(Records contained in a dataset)

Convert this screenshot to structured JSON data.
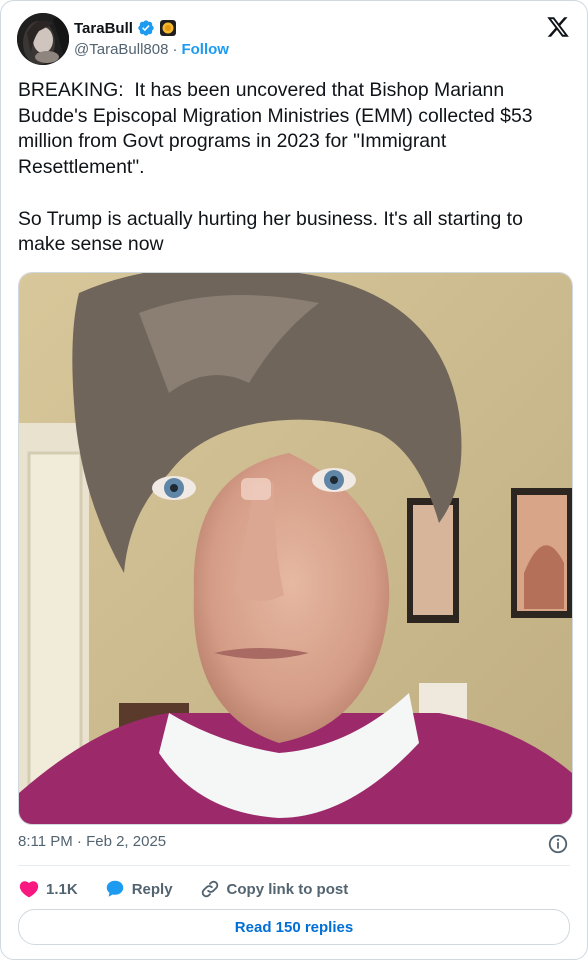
{
  "author": {
    "display_name": "TaraBull",
    "handle": "@TaraBull808",
    "separator": "·",
    "follow_label": "Follow"
  },
  "tweet": {
    "text": "BREAKING:  It has been uncovered that Bishop Mariann Budde's Episcopal Migration Ministries (EMM) collected $53 million from Govt programs in 2023 for \"Immigrant Resettlement\".\n\nSo Trump is actually hurting her business. It's all starting to make sense now",
    "timestamp": "8:11 PM · Feb 2, 2025"
  },
  "actions": {
    "like_count": "1.1K",
    "reply_label": "Reply",
    "copy_label": "Copy link to post"
  },
  "replies_button": "Read 150 replies",
  "icons": {
    "verified": "verified-badge-icon",
    "affiliate": "affiliate-badge-icon",
    "platform": "x-logo-icon",
    "info": "info-icon",
    "like": "heart-icon",
    "reply": "speech-bubble-icon",
    "copy": "link-icon"
  },
  "colors": {
    "accent": "#1d9bf0",
    "like": "#f91880",
    "text": "#0f1419",
    "muted": "#536471",
    "link_button": "#006fd6"
  }
}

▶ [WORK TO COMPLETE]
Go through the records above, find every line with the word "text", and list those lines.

▶ [RESPONSE AREA]
    "text": "BREAKING:  It has been uncovered that Bishop Mariann Budde's Episcopal Migration Ministries (EMM) collected $53 million from Govt programs in 2023 for \"Immigrant Resettlement\".\n\nSo Trump is actually hurting her business. It's all starting to make sense now",
    "text": "#0f1419",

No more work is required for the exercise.